(Dataset records)
*****

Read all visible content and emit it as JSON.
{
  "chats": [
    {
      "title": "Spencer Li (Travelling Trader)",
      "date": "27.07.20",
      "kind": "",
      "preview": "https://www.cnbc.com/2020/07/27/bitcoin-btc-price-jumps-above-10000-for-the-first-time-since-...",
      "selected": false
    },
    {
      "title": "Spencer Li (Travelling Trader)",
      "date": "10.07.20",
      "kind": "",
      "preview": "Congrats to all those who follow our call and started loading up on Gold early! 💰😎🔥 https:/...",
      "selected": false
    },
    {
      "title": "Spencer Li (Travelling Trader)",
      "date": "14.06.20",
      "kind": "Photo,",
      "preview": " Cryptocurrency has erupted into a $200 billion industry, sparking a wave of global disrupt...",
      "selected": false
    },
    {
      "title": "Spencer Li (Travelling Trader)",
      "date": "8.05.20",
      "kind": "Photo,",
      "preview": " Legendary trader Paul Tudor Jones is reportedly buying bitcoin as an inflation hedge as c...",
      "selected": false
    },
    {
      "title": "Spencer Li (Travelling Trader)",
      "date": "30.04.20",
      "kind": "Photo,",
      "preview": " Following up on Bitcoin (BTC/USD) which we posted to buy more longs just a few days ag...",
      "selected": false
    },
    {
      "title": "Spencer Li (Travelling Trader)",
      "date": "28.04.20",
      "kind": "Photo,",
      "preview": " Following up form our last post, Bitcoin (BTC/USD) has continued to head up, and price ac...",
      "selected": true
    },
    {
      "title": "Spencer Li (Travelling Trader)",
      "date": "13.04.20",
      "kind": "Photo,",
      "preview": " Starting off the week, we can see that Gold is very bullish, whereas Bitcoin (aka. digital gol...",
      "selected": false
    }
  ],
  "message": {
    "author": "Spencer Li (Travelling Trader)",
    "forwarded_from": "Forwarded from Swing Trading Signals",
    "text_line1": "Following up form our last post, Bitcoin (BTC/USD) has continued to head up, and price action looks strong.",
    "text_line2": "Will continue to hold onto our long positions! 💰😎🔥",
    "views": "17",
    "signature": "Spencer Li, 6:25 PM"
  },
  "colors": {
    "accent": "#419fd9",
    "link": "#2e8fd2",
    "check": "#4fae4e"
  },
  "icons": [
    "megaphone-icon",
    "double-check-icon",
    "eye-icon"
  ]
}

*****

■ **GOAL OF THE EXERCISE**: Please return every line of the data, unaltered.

■ **THE COMPLETED TASK**:
Read all visible content and emit it as JSON.
{
  "chats": [
    {
      "title": "Spencer Li (Travelling Trader)",
      "date": "27.07.20",
      "kind": "",
      "preview": "https://www.cnbc.com/2020/07/27/bitcoin-btc-price-jumps-above-10000-for-the-first-time-since-...",
      "selected": false
    },
    {
      "title": "Spencer Li (Travelling Trader)",
      "date": "10.07.20",
      "kind": "",
      "preview": "Congrats to all those who follow our call and started loading up on Gold early! 💰😎🔥 https:/...",
      "selected": false
    },
    {
      "title": "Spencer Li (Travelling Trader)",
      "date": "14.06.20",
      "kind": "Photo,",
      "preview": " Cryptocurrency has erupted into a $200 billion industry, sparking a wave of global disrupt...",
      "selected": false
    },
    {
      "title": "Spencer Li (Travelling Trader)",
      "date": "8.05.20",
      "kind": "Photo,",
      "preview": " Legendary trader Paul Tudor Jones is reportedly buying bitcoin as an inflation hedge as c...",
      "selected": false
    },
    {
      "title": "Spencer Li (Travelling Trader)",
      "date": "30.04.20",
      "kind": "Photo,",
      "preview": " Following up on Bitcoin (BTC/USD) which we posted to buy more longs just a few days ag...",
      "selected": false
    },
    {
      "title": "Spencer Li (Travelling Trader)",
      "date": "28.04.20",
      "kind": "Photo,",
      "preview": " Following up form our last post, Bitcoin (BTC/USD) has continued to head up, and price ac...",
      "selected": true
    },
    {
      "title": "Spencer Li (Travelling Trader)",
      "date": "13.04.20",
      "kind": "Photo,",
      "preview": " Starting off the week, we can see that Gold is very bullish, whereas Bitcoin (aka. digital gol...",
      "selected": false
    }
  ],
  "message": {
    "author": "Spencer Li (Travelling Trader)",
    "forwarded_from": "Forwarded from Swing Trading Signals",
    "text_line1": "Following up form our last post, Bitcoin (BTC/USD) has continued to head up, and price action looks strong.",
    "text_line2": "Will continue to hold onto our long positions! 💰😎🔥",
    "views": "17",
    "signature": "Spencer Li, 6:25 PM"
  },
  "colors": {
    "accent": "#419fd9",
    "link": "#2e8fd2",
    "check": "#4fae4e"
  },
  "icons": [
    "megaphone-icon",
    "double-check-icon",
    "eye-icon"
  ]
}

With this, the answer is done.